  27. 27. Selling, Administrative and General Expenses: 2003 2002 $ Change % Change (Dollars in millions) Selling, administrative and general expenses $ 358.9 $ 162.8 45.4 % $ 521.7 Selling, administrative and general expenses % to net sales 14.1% - (0.3)% 13.8% Reorganization and integration charges included in selling, administrative and general expenses $ 9.9 $ 20.6 208.0 % $ 30.5 Selling, administrative and general expenses in 2003 increased In 2003, reorganization and integration charges included in selling, primarily due to the Torrington acquisition, costs incurred in administrative and general expenses reflected integration costs for the integration of Torrington and currency exchange rates. Even the Torrington acquisition of $27.6 million and curtailment losses though the amount of selling, administrative and general expenses resulting from the redesign of the company’s U.S.-based employee in 2003 increased from 2002 as a result of higher net sales, selling, benefit plans of $2.9 million. administrative and general expenses as a percentage of net sales decreased to 13.8% in 2003 from 14.1% in 2002. Impairment and Restructuring Charges: 2003 2002 $ Change (Dollars in millions) Impairment charges $ 17.9 $ (5.4) $ 12.5 Severance and related benefit costs 10.2 (7.3) 2.9 Exit costs 4.0 (0.3) 3.7 Total $ 32.1 $ (13.0) $ 19.1 In 2003, impairment charges represented the write-off of Duston, England plant. The Duston and Columbus plants were the remaining goodwill for the Steel Group in accordance with closed as part of the company’s MSI program in 2001. The addition- SFAS No. 142, “Goodwill and Other Intangible Assets,” of al costs that were incurred in 2003 for these two projects were the $10.2 million and impairment charges for the Columbus, Ohio result of changes in estimates. In 2002, the impairment charges plant of $2.3 million. The severance and related benefit costs of and exit costs were related to the Duston, England and Columbus, $2.9 million related to associates who exited the company as a Ohio plant closures.
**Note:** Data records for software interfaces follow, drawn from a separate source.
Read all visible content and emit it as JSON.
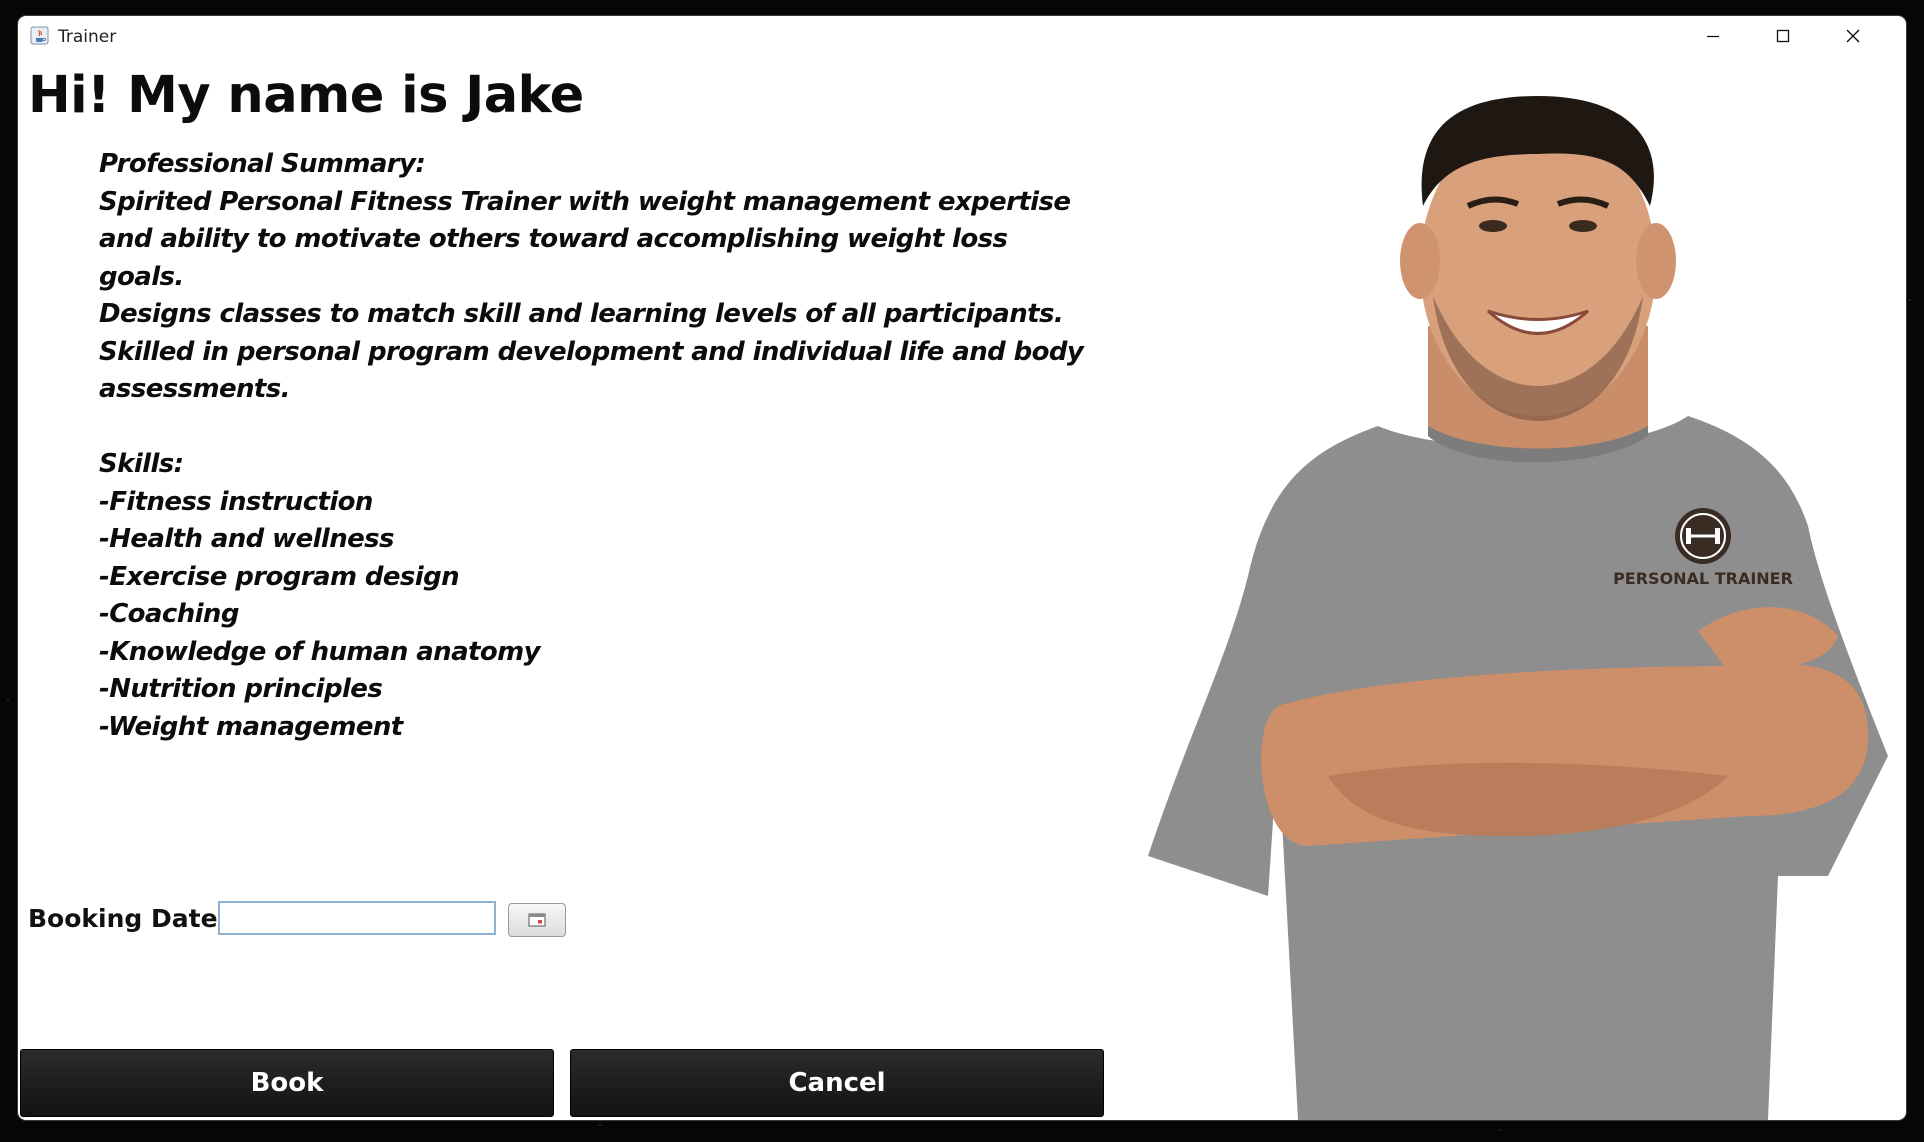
{
  "window": {
    "title": "Trainer"
  },
  "profile": {
    "greeting": "Hi! My name is Jake",
    "bio": "Professional Summary:\nSpirited Personal Fitness Trainer with weight management expertise\nand ability to motivate others toward accomplishing weight loss goals.\nDesigns classes to match skill and learning levels of all participants.\nSkilled in personal program development and individual life and body\nassessments.\n\nSkills:\n-Fitness instruction\n-Health and wellness\n-Exercise program design\n-Coaching\n-Knowledge of human anatomy\n-Nutrition principles\n-Weight management"
  },
  "booking": {
    "label": "Booking Date:",
    "value": ""
  },
  "actions": {
    "book_label": "Book",
    "cancel_label": "Cancel"
  },
  "photo": {
    "shirt_print": "PERSONAL TRAINER"
  },
  "colors": {
    "button_bg": "#1c1c1c",
    "button_text": "#ffffff",
    "shirt": "#8e8e8e",
    "skin": "#d9a07c",
    "hair": "#1f1812"
  }
}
The severance and curtailment expenses result of the integration of Torrington and other actions taken by related primarily to a salaried workforce reduction throughout the the company to reduce costs. The exit costs were comprised of company. $3.0 million for the Columbus, Ohio plant and $0.7 million for the Interest Expense and Income: 2003 2002 $ Change (Dollars in millions) Interest expense $ 31.5 $ 16.9 $ 48.4 Interest income $ 1.7 $ (0.6) $ 1.1 The increase in interest expense in 2003 was due to the additional debt incurred as a result of the Torrington acquisition. Interest income was not significant in either year. T H E T I M K E N C O M PA N Y